⟨
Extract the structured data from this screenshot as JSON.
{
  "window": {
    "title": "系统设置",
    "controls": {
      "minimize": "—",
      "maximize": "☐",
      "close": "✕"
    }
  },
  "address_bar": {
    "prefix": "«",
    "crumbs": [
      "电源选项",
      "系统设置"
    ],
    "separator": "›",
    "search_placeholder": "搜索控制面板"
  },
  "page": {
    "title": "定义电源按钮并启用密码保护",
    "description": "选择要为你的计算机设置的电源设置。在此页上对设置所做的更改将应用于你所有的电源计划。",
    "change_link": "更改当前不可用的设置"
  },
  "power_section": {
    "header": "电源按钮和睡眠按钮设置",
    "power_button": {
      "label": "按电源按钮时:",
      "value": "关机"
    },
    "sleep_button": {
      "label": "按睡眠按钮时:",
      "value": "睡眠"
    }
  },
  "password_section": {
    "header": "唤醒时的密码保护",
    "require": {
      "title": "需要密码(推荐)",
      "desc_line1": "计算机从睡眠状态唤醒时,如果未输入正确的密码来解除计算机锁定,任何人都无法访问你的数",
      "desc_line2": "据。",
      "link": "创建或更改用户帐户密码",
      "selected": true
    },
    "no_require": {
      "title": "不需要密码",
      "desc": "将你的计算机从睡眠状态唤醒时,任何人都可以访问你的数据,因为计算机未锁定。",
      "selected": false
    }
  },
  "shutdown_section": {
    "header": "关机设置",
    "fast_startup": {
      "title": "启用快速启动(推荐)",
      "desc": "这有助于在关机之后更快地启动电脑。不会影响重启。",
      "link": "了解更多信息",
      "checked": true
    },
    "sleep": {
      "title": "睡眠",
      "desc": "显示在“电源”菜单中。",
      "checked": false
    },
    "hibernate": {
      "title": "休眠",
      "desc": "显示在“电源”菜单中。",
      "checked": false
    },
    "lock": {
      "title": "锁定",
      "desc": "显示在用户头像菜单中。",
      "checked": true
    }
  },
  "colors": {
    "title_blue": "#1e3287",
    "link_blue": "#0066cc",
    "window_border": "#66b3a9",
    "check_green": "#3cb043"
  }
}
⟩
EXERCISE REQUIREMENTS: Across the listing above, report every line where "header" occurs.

ANSWER TO THE EXERCISE:
    "header": "电源按钮和睡眠按钮设置",
    "header": "唤醒时的密码保护",
    "header": "关机设置",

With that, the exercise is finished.